Travel with us through a Buffalo Niagara that might have been, if some of the most captivating artists’ renderings created in recent years had actually come to life. Start downtown outside the gleaming Adelphia office tower, where the thriving cable company has become a big employer. Traffic around here is thick, with people pouring into the Bass Pro store that revitalized old Memorial Auditorium. Some of the customers arrive by boat at the Inner Harbor.
Looming over downtown is a skyscraper built by respected developer Bashar Issa. The Outer Harbor is dominated by an enclosed amusement park, a massive convention center and residential community, and the Buffalo Bills’ new stadium. Head north on the Niagara Thruway and your eye is drawn to the striking new Peace Bridge, proof of cross-border cooperation. In Niagara County, new attractions abound, from the below-ground aquarium near the falls, to the Wizard of Oz theme park.
Of course, none of those projects was ever built. They burst onto the scene with a banner headline, a news conference suffused with big shots, a multimillion-dollar price tag, hyperventilating praise and, of course, a dazzling artist’s rendering of the project. Predictions of surefire economic transformation follow, despite doubts over who will pay for the thing, whether it will win approval, or is even realistic. Then, years later, nothing.

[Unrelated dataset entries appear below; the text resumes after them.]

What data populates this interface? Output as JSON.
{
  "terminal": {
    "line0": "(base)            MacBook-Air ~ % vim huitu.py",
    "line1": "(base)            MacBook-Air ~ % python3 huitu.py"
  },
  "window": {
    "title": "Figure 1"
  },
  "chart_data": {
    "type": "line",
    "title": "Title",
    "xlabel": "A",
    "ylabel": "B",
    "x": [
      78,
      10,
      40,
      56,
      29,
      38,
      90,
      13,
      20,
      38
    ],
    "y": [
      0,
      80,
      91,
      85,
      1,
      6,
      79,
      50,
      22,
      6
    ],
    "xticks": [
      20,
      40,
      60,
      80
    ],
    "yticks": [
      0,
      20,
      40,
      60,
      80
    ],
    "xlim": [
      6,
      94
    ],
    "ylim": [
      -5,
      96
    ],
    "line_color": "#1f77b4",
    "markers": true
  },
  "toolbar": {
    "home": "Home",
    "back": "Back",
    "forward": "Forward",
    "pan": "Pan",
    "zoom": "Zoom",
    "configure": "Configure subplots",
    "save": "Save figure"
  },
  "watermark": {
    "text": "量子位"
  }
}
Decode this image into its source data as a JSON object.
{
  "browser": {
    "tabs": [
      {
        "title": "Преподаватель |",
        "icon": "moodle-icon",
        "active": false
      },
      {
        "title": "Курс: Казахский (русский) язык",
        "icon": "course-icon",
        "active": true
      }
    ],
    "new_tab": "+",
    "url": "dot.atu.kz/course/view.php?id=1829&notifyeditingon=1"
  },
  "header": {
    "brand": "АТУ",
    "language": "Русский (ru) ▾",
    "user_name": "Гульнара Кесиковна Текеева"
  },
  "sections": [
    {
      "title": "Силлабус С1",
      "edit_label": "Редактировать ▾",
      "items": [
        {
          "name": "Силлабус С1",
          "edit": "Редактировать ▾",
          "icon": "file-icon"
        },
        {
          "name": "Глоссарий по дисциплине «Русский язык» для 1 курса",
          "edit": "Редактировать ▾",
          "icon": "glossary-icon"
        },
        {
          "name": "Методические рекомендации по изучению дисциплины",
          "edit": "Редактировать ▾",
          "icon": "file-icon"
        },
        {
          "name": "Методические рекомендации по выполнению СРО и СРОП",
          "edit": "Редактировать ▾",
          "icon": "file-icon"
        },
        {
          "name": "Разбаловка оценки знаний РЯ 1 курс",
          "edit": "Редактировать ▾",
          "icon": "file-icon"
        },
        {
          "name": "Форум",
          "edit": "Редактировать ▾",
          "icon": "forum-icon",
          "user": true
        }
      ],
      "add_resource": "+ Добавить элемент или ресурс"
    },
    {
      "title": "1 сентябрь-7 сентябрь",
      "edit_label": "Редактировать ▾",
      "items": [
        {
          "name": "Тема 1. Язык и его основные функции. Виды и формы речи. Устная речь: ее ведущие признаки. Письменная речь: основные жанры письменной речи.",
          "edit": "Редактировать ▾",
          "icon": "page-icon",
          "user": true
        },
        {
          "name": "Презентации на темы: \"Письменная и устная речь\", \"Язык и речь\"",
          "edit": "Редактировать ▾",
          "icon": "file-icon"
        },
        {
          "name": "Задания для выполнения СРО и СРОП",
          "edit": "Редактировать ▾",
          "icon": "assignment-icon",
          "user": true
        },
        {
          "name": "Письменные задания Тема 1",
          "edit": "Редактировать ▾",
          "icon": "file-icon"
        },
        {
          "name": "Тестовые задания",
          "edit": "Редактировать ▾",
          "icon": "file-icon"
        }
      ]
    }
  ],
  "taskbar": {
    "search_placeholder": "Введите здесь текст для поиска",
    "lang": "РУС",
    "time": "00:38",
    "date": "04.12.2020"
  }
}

It became a running joke among a few of us skeptics that seeing an artist’s rendering on the front page was the kiss of death for a project. Developers came to town like snake-oil salesmen, peddling magic elixirs guaranteed to fix what ails our economy. Or we begged big companies to build a store here, and had a hard time letting go even when it was clear it was over. Now this isn’t a “woe-is-us” type of story. We finally have real progress – and tower cranes! – in places once only imagined in colorful drawings: Canalside. HarborCenter. The former Donovan State Office Building. The medical campus. Larkinville. Still, we can’t ignore our track record of getting caught up in these grandiose visions for revival, no matter how far-fetched the ideas might seem. What does it say about us as a region that we seemingly want to believe in them?
And do all these failed fanciful visions leave us unfairly skeptical about more realistic projects when they come along?